In short, its not just the type of sex that is an issue here, it’s the selfish lifestyle and attitude towards procreation in general (which is why I lump abortion in with this argument as well).

We should, as a country, at least be focused on the fact that killing off our population (abortion) or promoting selfish lifestyles (which stretches beyond homosexuality) is not something that strengthens us a country nor something that has benefited any country in history.

  1. just ask the Chinese []
  2. This is in reference to a rather colorful description of anal intercourse which I’ll leave up to your imagination while sparing you the details. []
  3. Read: less selfish []
  4. as is the case in in the EU currently in regards to Islam []

Are all children born on this earth meant to be?

I think that question really depends on how you define the phrase “meant to be”.

If the question is whether every life is infinitely valuable to God and worth a chance at a full life then I would emphatically say yes, the Bible teaches that all life is precious.

If you are asking whether God knows who will and won’t be borne then I would have to say that he does since it is clear in Scripture that he knows the end from the beginning.

Now if (and I think this is the culmination of the other two for most people) you are asking whether God has a hand in who lives or dies and has a reason for some living and some dying then I think we need to back up and remember the above two facts in addition to what God essentially told Job through a blistering series of questions.

Specifically, that God is not the only actor in history. Even though he knows and is more powerful than the other actors (such as Satan and you and I) God is not obligated to prevent them from causing evil of their own and generally acting against his will.

We also need to keep in mind that while God knows the end from the beginning, we also know that this world is not the perfect one God is working towards.
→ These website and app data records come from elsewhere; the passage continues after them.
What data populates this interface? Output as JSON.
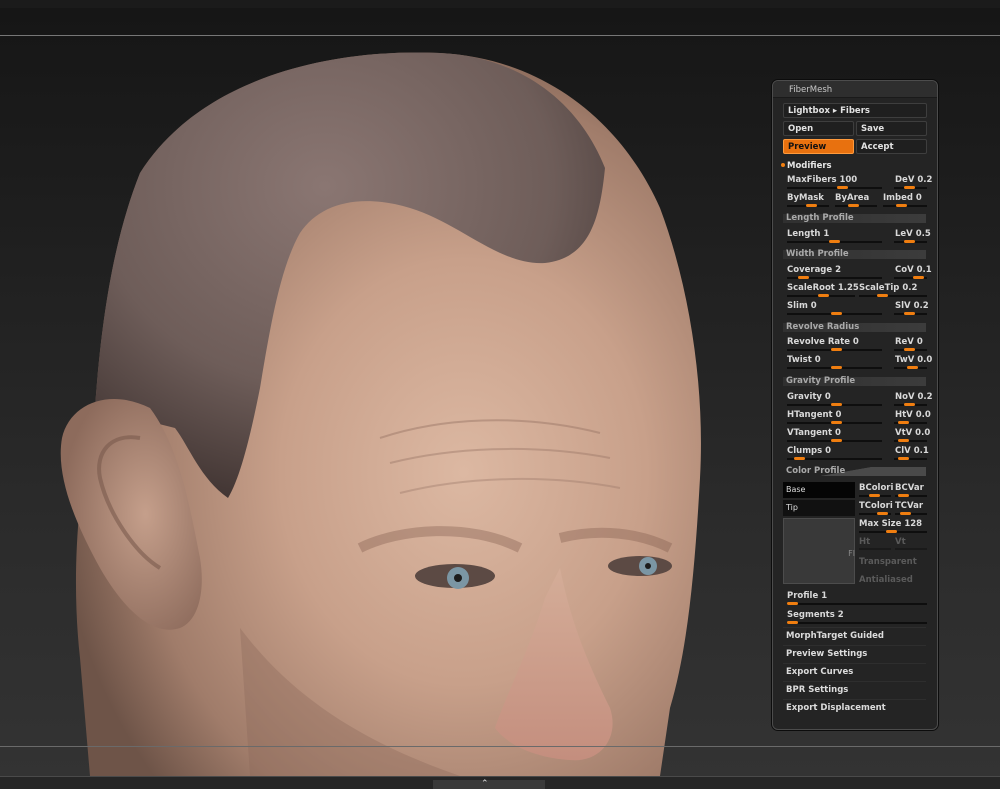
{
  "panel": {
    "title": "FiberMesh",
    "lightbox": "Lightbox ▸ Fibers",
    "open": "Open",
    "save": "Save",
    "preview": "Preview",
    "accept": "Accept",
    "modifiers": "Modifiers",
    "rows": [
      {
        "l": "MaxFibers 100",
        "r": "DeV 0.2",
        "ratio_l": 0.45,
        "ratio_r": 0.5
      },
      {
        "l": "ByMask",
        "m": "ByArea",
        "r": "Imbed 0",
        "ratio_l": 0.6,
        "ratio_m": 0.35,
        "ratio_r": 0.4
      }
    ],
    "length_profile": "Length Profile",
    "length": "Length 1",
    "lev": "LeV 0.5",
    "width_profile": "Width Profile",
    "coverage": "Coverage 2",
    "cov": "CoV 0.1",
    "scaleroot": "ScaleRoot 1.25",
    "scaletip": "ScaleTip 0.2",
    "slim": "Slim 0",
    "slv": "SlV 0.2",
    "revolve_radius": "Revolve Radius",
    "revolve_rate": "Revolve Rate 0",
    "rev": "ReV 0",
    "twist": "Twist 0",
    "twv": "TwV 0.0",
    "gravity_profile": "Gravity Profile",
    "gravity": "Gravity 0",
    "nov": "NoV 0.2",
    "htangent": "HTangent 0",
    "htv": "HtV 0.0",
    "vtangent": "VTangent 0",
    "vtv": "VtV 0.0",
    "clumps": "Clumps 0",
    "clv": "ClV 0.1",
    "color_profile": "Color Profile",
    "base": "Base",
    "tip": "Tip",
    "bcolori": "BColori",
    "bcvar": "BCVar",
    "tcolori": "TColori",
    "tcvar": "TCVar",
    "max_size": "Max Size 128",
    "ht": "Ht",
    "vt": "Vt",
    "fl": "Fl",
    "transparent": "Transparent",
    "antialiased": "Antialiased",
    "profile": "Profile 1",
    "segments": "Segments 2",
    "morph": "MorphTarget Guided",
    "preview_settings": "Preview Settings",
    "export_curves": "Export Curves",
    "bpr_settings": "BPR Settings",
    "export_displacement": "Export Displacement"
  },
  "colors": {
    "accent": "#f07e10",
    "panel_bg": "#242424"
  }
}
In Genesis 3 sin entered the picture and had a profound effect on everything, including the human reproductive system such that some children are lost to what we could call “natural evil” and some children are lost to evil someone intentionally does (like abortion).

It is important to keep in mind that we essentially live in a war zone between heaven and hell and until Jesus comes back we should expect to see evil like the loss of innocent children.

This is actually one of the reasons the Gospel is called the “good news” because it lets us know that the death and destruction we find all around us here on earth will not last forever and that Jesus, by rising from the dead, has conquered death which provides us hope.

In other words, even the children who don’t make it aren’t completely lost.